The dispute before the Supreme Court today began when the CFPB started an investigation into whether Seila Law, which provides debt-relief services to consumers, violated telemarketing sales rules. Seila Law refused to respond fully to the CFPB’s request for information and documents, prompting the agency to go to federal court in California to enforce the request. Seila Law argued that the CFPB lacked authority to issue the request. Specifically, the law firm contended, the CFPB’s structure is unconstitutional because it is led by only one director, who wields significant power but can only be removed “for cause” rather than “at will” – that is, for any reason.
The lower courts disagreed and upheld the agency’s request for information and documents. Seila Law then asked the Supreme Court to take up the question, which it agreed to do last fall. Because the CFPB agreed in its Supreme Court briefs that the bureau’s structure is unconstitutional, the justices appointed former U.S. solicitor general Paul Clement to defend the ruling of the U.S. Court of Appeals for the 9th Circuit.

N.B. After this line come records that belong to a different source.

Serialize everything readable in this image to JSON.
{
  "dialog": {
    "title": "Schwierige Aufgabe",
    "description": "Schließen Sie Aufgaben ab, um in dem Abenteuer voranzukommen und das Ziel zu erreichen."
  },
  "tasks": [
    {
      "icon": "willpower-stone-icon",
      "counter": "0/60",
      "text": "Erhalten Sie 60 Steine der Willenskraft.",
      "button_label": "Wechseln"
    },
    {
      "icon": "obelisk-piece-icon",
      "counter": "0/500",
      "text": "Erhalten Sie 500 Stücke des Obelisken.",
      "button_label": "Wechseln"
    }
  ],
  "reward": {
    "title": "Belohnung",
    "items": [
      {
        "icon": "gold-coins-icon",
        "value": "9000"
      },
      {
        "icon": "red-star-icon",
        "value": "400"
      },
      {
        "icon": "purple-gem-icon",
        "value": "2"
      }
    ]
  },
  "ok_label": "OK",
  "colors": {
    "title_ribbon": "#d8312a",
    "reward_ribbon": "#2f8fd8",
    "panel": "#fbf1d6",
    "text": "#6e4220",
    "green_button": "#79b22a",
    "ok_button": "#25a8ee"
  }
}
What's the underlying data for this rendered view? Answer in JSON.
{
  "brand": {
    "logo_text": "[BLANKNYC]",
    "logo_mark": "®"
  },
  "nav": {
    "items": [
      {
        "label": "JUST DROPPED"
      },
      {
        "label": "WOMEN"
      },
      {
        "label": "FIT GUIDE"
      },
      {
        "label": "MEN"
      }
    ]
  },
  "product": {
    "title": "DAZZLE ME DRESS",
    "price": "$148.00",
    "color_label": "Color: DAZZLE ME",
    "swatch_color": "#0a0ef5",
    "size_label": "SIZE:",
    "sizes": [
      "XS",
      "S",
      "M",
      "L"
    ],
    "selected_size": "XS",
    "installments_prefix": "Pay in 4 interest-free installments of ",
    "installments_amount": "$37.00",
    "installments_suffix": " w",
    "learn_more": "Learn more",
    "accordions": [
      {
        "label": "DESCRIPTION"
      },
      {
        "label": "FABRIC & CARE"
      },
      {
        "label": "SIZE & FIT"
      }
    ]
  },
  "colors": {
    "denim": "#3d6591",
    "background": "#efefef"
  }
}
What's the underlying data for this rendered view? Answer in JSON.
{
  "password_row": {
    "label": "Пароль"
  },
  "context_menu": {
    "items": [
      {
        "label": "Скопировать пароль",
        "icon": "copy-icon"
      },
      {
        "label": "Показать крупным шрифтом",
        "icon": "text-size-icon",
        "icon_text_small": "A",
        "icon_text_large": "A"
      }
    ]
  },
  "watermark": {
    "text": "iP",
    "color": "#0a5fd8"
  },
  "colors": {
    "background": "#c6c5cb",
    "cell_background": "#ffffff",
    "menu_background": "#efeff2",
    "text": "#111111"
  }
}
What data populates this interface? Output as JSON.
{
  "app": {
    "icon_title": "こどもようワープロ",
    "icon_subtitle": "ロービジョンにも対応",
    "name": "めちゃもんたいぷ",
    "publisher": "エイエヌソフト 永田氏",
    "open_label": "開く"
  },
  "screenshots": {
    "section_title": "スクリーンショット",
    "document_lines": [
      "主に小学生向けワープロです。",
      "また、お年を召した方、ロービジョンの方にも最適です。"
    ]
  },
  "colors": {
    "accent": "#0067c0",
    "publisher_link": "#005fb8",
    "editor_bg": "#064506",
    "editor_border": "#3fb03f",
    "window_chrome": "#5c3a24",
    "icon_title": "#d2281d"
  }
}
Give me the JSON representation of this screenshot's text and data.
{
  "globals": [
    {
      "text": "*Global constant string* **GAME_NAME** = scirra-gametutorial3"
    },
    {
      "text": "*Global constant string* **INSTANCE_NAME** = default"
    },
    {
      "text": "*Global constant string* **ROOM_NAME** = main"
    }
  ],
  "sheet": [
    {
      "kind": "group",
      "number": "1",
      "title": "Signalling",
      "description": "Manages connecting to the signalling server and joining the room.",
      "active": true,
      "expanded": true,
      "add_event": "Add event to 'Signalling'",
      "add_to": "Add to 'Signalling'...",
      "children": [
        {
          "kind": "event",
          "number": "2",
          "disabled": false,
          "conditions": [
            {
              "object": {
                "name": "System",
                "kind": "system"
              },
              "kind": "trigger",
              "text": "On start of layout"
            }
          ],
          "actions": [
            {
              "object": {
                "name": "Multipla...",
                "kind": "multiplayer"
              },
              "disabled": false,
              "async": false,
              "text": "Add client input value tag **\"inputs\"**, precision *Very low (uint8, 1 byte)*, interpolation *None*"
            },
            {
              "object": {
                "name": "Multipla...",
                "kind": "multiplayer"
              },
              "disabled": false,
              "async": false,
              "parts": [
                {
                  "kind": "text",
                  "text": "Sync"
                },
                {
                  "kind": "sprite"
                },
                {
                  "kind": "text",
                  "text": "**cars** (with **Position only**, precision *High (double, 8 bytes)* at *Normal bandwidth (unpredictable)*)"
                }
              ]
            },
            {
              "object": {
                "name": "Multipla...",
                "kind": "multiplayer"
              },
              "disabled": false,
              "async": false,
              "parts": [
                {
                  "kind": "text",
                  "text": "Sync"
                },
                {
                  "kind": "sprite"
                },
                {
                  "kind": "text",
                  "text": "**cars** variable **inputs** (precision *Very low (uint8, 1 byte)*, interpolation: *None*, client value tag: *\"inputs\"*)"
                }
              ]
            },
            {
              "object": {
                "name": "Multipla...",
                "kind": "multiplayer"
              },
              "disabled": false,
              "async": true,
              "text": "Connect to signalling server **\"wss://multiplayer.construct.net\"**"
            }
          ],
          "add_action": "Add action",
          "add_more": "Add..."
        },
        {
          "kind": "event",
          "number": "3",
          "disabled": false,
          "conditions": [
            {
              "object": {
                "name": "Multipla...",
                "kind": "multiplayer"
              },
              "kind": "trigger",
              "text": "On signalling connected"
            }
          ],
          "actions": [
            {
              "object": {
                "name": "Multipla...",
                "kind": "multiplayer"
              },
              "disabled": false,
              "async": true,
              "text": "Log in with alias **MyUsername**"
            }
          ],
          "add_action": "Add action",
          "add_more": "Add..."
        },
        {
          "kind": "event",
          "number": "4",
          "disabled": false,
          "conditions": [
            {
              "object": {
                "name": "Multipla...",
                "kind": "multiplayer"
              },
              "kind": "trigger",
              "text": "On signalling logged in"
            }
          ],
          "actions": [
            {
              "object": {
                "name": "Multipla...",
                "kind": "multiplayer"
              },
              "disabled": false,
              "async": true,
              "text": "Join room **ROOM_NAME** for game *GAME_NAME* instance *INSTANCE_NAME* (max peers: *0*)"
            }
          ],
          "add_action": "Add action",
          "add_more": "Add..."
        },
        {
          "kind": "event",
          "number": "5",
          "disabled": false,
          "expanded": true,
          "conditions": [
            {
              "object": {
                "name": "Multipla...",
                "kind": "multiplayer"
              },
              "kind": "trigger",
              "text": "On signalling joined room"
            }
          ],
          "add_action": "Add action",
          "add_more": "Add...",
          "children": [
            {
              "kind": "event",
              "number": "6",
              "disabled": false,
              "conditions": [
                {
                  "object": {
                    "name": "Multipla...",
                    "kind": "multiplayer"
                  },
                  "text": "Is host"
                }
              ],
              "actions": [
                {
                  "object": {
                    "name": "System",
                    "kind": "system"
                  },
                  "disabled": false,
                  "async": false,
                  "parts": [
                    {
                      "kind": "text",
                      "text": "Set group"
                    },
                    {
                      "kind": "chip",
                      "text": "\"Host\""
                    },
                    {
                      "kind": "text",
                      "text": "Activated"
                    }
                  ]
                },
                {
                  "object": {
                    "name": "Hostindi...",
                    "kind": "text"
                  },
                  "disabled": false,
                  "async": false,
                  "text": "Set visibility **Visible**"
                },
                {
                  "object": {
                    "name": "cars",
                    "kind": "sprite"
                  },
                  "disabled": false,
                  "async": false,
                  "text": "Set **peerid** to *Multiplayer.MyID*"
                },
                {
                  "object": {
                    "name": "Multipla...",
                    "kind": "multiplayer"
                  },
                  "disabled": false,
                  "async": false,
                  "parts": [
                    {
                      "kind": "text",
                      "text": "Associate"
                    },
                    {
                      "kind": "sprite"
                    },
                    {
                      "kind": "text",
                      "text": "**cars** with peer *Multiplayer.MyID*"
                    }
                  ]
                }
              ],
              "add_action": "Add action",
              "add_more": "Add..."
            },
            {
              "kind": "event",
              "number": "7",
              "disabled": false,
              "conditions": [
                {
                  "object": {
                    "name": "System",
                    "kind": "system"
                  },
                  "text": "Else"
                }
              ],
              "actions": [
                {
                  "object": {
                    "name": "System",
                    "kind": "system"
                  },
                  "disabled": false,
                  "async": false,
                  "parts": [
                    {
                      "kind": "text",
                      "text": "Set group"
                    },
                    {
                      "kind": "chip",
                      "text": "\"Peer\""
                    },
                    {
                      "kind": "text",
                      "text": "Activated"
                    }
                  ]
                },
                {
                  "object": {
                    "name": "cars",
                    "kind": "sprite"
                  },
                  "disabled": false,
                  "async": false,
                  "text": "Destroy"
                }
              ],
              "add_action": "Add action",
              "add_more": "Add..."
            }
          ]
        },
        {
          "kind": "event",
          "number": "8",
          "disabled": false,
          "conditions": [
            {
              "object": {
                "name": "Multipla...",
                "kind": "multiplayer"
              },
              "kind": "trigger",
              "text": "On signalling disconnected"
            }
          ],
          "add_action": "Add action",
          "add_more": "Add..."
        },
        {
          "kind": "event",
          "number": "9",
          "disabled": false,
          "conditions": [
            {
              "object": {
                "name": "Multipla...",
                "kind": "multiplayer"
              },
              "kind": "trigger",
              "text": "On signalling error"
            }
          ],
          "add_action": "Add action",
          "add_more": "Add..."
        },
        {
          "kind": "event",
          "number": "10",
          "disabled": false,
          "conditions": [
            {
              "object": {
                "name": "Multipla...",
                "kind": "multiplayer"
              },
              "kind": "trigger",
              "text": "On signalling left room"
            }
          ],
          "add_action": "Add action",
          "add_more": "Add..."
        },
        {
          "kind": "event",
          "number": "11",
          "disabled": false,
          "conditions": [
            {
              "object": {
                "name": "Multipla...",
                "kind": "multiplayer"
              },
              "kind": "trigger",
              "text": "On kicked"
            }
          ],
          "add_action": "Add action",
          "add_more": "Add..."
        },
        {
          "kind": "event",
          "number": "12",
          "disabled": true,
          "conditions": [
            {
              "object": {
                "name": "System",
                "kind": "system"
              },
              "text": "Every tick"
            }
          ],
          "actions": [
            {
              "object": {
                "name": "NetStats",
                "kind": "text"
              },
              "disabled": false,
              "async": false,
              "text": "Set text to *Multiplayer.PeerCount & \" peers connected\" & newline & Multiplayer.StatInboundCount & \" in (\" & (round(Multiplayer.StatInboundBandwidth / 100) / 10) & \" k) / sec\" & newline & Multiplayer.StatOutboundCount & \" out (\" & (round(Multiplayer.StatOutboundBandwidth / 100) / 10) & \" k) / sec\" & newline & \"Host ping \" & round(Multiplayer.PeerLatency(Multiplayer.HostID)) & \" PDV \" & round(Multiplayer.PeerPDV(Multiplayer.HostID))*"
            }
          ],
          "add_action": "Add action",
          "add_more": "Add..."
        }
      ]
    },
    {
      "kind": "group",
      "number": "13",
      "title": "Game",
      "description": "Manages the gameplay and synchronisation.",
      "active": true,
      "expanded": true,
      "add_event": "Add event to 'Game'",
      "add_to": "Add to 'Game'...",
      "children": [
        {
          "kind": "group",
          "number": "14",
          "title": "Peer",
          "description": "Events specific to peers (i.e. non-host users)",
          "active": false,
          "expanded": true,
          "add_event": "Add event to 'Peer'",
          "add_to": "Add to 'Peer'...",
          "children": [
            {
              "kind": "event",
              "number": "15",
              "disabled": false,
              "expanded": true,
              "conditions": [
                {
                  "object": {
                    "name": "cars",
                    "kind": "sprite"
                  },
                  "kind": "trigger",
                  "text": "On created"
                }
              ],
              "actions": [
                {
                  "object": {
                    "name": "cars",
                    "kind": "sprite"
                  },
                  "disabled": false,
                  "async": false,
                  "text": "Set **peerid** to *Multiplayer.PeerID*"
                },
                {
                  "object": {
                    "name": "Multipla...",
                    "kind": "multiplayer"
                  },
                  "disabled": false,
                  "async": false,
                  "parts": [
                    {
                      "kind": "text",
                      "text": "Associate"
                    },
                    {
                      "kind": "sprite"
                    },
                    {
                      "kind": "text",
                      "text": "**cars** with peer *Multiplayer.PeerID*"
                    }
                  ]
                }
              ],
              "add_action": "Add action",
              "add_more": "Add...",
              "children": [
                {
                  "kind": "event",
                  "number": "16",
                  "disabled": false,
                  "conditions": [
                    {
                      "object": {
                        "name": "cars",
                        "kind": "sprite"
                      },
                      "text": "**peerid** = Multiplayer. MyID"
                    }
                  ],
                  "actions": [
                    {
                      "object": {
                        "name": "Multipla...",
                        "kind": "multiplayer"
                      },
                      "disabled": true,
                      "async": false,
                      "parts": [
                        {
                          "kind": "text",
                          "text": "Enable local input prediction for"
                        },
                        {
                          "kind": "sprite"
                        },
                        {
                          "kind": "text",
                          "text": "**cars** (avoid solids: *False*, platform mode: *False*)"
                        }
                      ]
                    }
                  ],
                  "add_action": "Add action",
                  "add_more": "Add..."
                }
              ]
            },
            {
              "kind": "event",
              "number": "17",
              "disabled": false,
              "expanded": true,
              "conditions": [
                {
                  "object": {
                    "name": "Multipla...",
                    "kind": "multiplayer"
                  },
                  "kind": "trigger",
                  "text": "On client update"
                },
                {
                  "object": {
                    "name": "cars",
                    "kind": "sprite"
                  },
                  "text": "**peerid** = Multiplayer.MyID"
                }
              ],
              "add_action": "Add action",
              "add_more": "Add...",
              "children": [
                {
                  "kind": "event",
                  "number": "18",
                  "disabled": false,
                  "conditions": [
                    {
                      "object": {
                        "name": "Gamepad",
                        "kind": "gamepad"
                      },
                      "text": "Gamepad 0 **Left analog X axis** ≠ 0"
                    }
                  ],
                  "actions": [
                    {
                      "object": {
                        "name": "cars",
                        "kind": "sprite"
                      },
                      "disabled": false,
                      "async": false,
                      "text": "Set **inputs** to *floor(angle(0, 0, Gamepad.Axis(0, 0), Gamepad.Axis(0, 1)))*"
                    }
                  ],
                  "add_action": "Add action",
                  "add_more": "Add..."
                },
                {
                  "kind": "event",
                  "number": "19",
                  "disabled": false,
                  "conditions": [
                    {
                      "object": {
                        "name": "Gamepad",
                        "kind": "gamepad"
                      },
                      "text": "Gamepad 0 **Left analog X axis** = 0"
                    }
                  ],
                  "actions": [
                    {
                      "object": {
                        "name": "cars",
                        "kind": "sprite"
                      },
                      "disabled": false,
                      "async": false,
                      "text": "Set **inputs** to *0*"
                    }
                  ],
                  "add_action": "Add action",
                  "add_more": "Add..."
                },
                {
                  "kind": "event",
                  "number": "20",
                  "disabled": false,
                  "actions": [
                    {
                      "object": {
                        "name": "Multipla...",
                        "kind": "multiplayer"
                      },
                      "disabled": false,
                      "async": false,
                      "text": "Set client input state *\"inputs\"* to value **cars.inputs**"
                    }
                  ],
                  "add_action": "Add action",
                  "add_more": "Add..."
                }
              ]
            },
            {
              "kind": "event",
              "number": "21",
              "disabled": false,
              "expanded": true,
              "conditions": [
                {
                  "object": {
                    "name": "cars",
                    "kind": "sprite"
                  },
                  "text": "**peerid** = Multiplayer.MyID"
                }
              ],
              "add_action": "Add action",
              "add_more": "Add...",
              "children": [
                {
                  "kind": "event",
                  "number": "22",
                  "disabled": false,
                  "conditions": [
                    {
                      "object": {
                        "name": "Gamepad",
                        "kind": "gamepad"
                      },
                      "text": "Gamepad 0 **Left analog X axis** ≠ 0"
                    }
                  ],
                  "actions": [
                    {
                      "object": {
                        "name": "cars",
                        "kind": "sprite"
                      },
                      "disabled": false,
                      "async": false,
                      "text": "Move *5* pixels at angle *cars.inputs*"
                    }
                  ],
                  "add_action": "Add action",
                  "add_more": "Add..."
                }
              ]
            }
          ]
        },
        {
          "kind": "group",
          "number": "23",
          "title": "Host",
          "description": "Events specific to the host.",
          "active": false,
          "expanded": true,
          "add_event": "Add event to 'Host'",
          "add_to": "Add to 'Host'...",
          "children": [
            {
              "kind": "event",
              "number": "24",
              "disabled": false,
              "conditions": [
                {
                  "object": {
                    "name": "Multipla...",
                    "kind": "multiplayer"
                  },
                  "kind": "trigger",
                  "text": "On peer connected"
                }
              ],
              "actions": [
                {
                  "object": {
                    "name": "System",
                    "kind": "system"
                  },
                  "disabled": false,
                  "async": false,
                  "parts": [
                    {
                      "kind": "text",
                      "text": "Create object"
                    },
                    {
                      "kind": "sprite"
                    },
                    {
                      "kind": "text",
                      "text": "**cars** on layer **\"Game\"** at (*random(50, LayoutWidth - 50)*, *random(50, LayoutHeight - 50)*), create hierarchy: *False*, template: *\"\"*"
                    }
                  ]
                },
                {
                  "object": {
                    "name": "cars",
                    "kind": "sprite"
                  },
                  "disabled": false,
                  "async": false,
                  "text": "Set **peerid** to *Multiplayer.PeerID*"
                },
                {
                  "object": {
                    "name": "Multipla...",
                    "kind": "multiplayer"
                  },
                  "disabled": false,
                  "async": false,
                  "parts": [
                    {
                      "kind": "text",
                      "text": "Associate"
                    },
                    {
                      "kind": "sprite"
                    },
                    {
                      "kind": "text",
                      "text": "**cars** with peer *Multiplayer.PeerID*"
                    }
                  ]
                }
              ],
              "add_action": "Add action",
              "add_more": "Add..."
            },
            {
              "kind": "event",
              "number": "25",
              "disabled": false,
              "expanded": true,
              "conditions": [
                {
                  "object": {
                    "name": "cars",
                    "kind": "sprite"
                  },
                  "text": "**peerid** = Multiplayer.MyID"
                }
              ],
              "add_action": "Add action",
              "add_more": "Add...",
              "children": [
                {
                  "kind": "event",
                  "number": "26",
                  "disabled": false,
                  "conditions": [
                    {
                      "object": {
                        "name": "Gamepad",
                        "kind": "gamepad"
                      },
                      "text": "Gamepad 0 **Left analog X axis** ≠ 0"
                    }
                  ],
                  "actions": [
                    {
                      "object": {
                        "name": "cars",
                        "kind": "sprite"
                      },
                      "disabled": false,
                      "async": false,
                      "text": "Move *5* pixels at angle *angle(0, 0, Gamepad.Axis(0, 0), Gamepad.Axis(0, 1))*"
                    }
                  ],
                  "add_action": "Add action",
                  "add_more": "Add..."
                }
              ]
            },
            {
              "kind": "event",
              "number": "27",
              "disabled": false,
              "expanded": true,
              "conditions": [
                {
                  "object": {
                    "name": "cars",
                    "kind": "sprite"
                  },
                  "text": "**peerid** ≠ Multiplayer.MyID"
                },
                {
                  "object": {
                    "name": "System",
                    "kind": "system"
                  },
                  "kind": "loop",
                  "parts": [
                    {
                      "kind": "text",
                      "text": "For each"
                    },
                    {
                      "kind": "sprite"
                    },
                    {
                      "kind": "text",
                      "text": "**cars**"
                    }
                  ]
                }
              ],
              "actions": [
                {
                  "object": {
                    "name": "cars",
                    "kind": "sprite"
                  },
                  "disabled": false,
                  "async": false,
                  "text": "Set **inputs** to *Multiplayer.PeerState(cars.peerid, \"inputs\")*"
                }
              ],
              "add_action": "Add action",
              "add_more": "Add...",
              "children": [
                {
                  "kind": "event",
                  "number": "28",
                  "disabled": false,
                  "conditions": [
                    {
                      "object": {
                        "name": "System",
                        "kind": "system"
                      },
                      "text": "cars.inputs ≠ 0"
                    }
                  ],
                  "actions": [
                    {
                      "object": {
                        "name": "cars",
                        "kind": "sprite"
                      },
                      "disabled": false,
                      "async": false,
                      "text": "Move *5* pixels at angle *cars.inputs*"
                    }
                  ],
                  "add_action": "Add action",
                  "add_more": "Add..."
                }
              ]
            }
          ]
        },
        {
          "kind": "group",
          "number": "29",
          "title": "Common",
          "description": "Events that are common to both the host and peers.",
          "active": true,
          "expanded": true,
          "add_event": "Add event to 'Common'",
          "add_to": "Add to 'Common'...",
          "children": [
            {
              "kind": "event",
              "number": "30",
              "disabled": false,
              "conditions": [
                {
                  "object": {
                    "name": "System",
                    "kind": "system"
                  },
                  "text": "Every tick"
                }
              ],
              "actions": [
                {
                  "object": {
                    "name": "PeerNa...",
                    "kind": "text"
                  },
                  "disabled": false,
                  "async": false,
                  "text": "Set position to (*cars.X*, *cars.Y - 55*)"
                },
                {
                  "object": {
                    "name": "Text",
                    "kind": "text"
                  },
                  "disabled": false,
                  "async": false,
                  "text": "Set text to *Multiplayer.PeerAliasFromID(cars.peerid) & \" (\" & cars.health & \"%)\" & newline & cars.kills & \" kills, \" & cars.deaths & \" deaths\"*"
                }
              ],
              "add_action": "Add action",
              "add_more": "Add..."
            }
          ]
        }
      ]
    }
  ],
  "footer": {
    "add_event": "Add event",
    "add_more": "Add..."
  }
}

Arguing for Seila Law, lawyer Kannon Shanmugam told the justices that the leadership structure of the CFPB is “unprecedented and unconstitutional.” The Constitution, he emphasized, empowers the president to keep senior government officials accountable by being able to remove them at will.
Justice Ruth Bader Ginsburg was skeptical about whether the justices needed to weigh in on the constitutionality of the CFPB’s structure at all. “This case,” she told Shanmugam, has an “academic quality” about it because the bureau’s request for information was ratified by the acting director, who can be removed by the president for any reason. How, Ginsburg asked, does the composition of the CFPB affect Seila Law?
Shanmugam countered that there is still a live dispute because Seila Law wants to have the request for information invalidated, while the government is seeking to enforce it. If anything, he asserted, that would be an issue for the lower courts to consider on remand.
Sotomayor also wondered aloud whether the justices needed to decide the merits of the case. Your client is not the president, she told Shanmugam. Shouldn’t we wait, Sotomayor queried, until there is an actual dispute between the president and the CFPB director whom he wants to fire?
Sotomayor also took issue with Shanmugam’s contention that the CFPB’s structure is “unprecedented.” There are at least two other agencies that are headed by a single individual and have limits on the president’s ability to remove them, she noted: the Office of Special Counsel and the Social Security Administration. And in her view, the Social Security Administration is even more powerful and ubiquitous than the CFPB.
Shanmugam pushed back, telling Sotomayor that the level of executive power that the CFPB wields is unprecedented because – unlike the SSA – it is able to take enforcement action.Read Full Article